- Why are reported business models all about ‘what’ and ‘how’ but rarely about ‘why’? It is the ‘why’ that matters to investors, yet too few companies add that persuasive evidence as to why their core model is profitable and will remain so going forward
- Why do so few companies convey a clear sense of strategic direction through clear expression of intent, ambition or at least mission or purpose? Financial goals and operating objectives on their own offer the investor little information and conceal strategic direction.
- Why do so many companies dress up an operational plan as being the strategy of their business? Are they unable to take a longer term view?
- Why do key performance indicators still focus so much on financial achievement and outcomes rather than on ongoing performance and the capacity for strategic management?
- Why does the reporting of risk too often focus on generic and operational factors that are more about the risks of simply being in business – risks that the investors will have factored in even before looking at the sector?
- Why do so many companies still treat the social and environmental dimensions of their businesses as some add-on issues to be addressed compliantly as if part of a parallel universe only loosely connected to the business?
We could go on. But, if the overriding answer to these questions is that Annual Reports don’t matter then companies would do well to heed the insight from the recent CFA Society of the UK’s survey of its members that suggests otherwise.

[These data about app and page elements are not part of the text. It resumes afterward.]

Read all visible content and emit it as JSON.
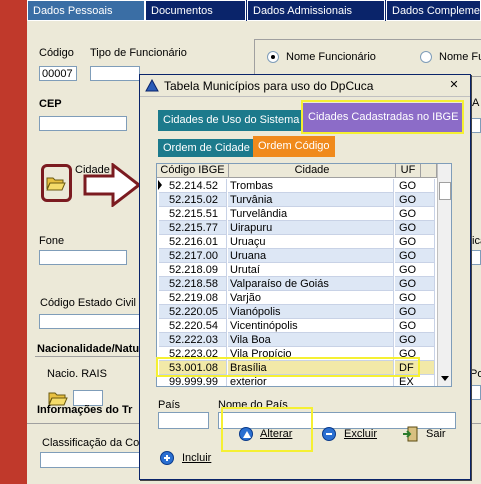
{
  "top_tabs": [
    "Dados Pessoais",
    "Documentos",
    "Dados Admissionais",
    "Dados Complemen"
  ],
  "form": {
    "codigo_label": "Código",
    "codigo_value": "00007",
    "tipo_label": "Tipo de Funcionário",
    "radio_nome_funcionario": "Nome Funcionário",
    "radio_nome_2": "Nome Fu",
    "cep_label": "CEP",
    "cidade_label": "Cidade",
    "fone_label": "Fone",
    "ica_label": "ica",
    "estado_civil_label": "Código Estado Civil",
    "nacionalidade_label": "Nacionalidade/Natu",
    "nacio_rais_label": "Nacio. RAIS",
    "por_label": "Por",
    "informacoes_label": "Informações do Tr",
    "classificacao_label": "Classificação da Co",
    "a_label": "A"
  },
  "dialog": {
    "title": "Tabela Municípios para uso do DpCuca",
    "close_glyph": "✕",
    "tab_cidades_uso": "Cidades de Uso do Sistema",
    "tab_cidades_ibge": "Cidades Cadastradas no IBGE",
    "tab_ordem_cidade": "Ordem de Cidade",
    "tab_ordem_codigo": "Ordem Código",
    "columns": [
      "Código IBGE",
      "Cidade",
      "UF"
    ],
    "rows": [
      {
        "code": "52.214.52",
        "city": "Trombas",
        "uf": "GO"
      },
      {
        "code": "52.215.02",
        "city": "Turvânia",
        "uf": "GO"
      },
      {
        "code": "52.215.51",
        "city": "Turvelândia",
        "uf": "GO"
      },
      {
        "code": "52.215.77",
        "city": "Uirapuru",
        "uf": "GO"
      },
      {
        "code": "52.216.01",
        "city": "Uruaçu",
        "uf": "GO"
      },
      {
        "code": "52.217.00",
        "city": "Uruana",
        "uf": "GO"
      },
      {
        "code": "52.218.09",
        "city": "Urutaí",
        "uf": "GO"
      },
      {
        "code": "52.218.58",
        "city": "Valparaíso de Goiás",
        "uf": "GO"
      },
      {
        "code": "52.219.08",
        "city": "Varjão",
        "uf": "GO"
      },
      {
        "code": "52.220.05",
        "city": "Vianópolis",
        "uf": "GO"
      },
      {
        "code": "52.220.54",
        "city": "Vicentinópolis",
        "uf": "GO"
      },
      {
        "code": "52.222.03",
        "city": "Vila Boa",
        "uf": "GO"
      },
      {
        "code": "52.223.02",
        "city": "Vila Propício",
        "uf": "GO"
      },
      {
        "code": "53.001.08",
        "city": "Brasília",
        "uf": "DF"
      },
      {
        "code": "99.999.99",
        "city": "exterior",
        "uf": "EX"
      }
    ],
    "pais_label": "País",
    "nome_pais_label": "Nome do País",
    "btn_incluir": "Incluir",
    "btn_alterar": "Alterar",
    "btn_excluir": "Excluir",
    "btn_sair": "Sair"
  },
  "colors": {
    "highlight": "#f5f032",
    "dark_red": "#7b1b20",
    "tab_teal": "#1c7a8c",
    "tab_orange": "#f08a1c",
    "tab_purple": "#8c6cc8",
    "title_blue": "#0a246a"
  }
}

Mere compliance cannot be the level of achievement the legislators and regulators intended when they went to the trouble of creating these reporting standards. And, despite the exhortations of the FRC to experiment and be innovative, innovation in UK corporate reporting remains at best modest and incremental. All too many seem to copy the efforts of the few who are frequently the exemplars. Yet, copying simply does not cut the mustard. Arguably, as we move to third cycle of the Strategic Report, copying simply will no longer be enough as compliance becomes a tougher and more company-specific proposition.
So, mirror, mirror on the wall – which is the fairest company of them all? To discover the answer to that question, download the long lists of companies in the frame for the 2015 Strategic Report Accolades, and watch this space for the short lists. The winners will be announced on 30 September at the Evolution of the Annual Report conference.